Against this suffering, we are reminded, now in Women’s Month more than ever, that gender discrimination deepens the roots of impoverishment, which imposes a disproportionate burden on women.
While both men and women suffer in poverty, gender discrimination means that women have far fewer resources to cope, are likely the last to eat, and the least likely to access education, healthcare, equal pay, and the respect that they deserve.
What must be highlighted, amplified, and placed at the centre of discussions at the Black Management Forum and across society, is the fact that having more women in leadership positions could set South Africa, and indeed the world, on a more sustainable path.
Women have proven to be leading the way towards more equitable and sustainable solutions to climate change; women tend to share more information about community wellbeing and are more willing to adapt to environmental changes as their family lives are impacted; and women often take the first step in recognising the power they have to effect change through their roles not only in business but also in their homes, communities, government and environment.

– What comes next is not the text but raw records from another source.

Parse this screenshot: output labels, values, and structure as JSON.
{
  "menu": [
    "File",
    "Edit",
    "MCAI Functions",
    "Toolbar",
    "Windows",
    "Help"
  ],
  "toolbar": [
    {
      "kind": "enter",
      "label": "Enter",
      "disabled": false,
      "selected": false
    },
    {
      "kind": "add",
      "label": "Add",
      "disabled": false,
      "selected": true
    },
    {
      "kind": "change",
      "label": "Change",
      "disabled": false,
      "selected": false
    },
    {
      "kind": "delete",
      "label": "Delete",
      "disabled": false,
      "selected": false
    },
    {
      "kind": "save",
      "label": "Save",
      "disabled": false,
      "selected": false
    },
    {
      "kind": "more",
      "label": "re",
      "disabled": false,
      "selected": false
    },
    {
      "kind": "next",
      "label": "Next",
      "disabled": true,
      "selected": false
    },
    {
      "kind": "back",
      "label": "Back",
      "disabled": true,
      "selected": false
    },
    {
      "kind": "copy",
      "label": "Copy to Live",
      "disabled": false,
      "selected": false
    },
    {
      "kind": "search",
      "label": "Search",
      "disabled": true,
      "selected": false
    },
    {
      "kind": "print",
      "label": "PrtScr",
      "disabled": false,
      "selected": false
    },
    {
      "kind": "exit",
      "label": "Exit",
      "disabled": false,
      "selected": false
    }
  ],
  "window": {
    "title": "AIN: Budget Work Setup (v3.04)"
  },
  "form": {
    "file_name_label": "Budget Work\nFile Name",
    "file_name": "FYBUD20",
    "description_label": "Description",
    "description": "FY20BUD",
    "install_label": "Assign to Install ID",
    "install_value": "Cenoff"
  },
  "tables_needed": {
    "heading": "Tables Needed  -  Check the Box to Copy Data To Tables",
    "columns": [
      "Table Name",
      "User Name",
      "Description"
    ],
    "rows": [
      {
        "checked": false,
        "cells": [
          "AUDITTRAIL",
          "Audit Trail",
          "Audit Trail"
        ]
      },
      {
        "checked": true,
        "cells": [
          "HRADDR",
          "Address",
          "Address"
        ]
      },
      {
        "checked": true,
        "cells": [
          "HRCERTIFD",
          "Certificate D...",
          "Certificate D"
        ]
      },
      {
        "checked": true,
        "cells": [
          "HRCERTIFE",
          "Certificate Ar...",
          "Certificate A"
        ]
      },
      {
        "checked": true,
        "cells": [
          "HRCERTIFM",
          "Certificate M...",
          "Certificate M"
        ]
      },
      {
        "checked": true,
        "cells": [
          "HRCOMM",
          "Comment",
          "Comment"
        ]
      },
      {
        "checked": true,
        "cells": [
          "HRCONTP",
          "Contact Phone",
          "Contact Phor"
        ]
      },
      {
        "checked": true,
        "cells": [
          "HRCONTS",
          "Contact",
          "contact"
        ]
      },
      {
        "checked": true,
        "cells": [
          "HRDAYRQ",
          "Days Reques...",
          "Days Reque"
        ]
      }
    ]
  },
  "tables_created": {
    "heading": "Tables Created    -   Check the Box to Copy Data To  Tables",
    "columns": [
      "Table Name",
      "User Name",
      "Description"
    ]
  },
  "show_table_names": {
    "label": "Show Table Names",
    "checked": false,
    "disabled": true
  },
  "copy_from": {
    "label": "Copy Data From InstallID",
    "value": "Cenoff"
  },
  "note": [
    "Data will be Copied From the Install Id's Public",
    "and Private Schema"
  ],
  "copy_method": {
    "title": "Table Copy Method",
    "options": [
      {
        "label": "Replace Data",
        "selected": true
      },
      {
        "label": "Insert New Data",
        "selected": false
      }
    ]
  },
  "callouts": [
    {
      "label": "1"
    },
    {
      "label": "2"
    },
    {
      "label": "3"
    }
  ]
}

Contextual leadership is very much the domain of women.
By bringing gender equality to business-management positions, grows the country’s economy and creates new vistas of opportunities, through equal pay and safe spaces for women in the workplace, to boost the private sector and advance the potential for prosperity.
Sensitive to the time we are in and the kind of leadership that the country needs, Lot Ndlovu’s conviction would echo the sentiments of Women’s Month, and the need for women to lead from the front.
Using one’s privilege as a leader and in business, is a lesson to be learnt on moderating our egos and conceit, undermining our weaknesses, and reinforcing our strengths.
It is of our peers and mentors that we must ask the most difficult questions. What Lot Ndlovu taught us, is that he was never a man who asked of others what he was not prepared to undertake himself. And so, it is in his spirit and in the heart of the BMF that we should all ask of ourselves:
What are we prepared to do to achieve good for all people, and how do we close the gap between our social values, our actions, and beyond?
As I conclude, allow me to leave you with the refrain from the lyrics of Desiderata which reportedly was found in Old Saint Paul’s Church, Baltimore, dated 1692:
“Beyond a wholesome discipline, be gentle with yourself. You are a child of the universe no less than the trees and the stars; you have a right to be here.”
That was the Lot Ndlovu we knew and so revered: a man that belonged to the universe and who did not need validation, for he knew that he belonged.
I thank you.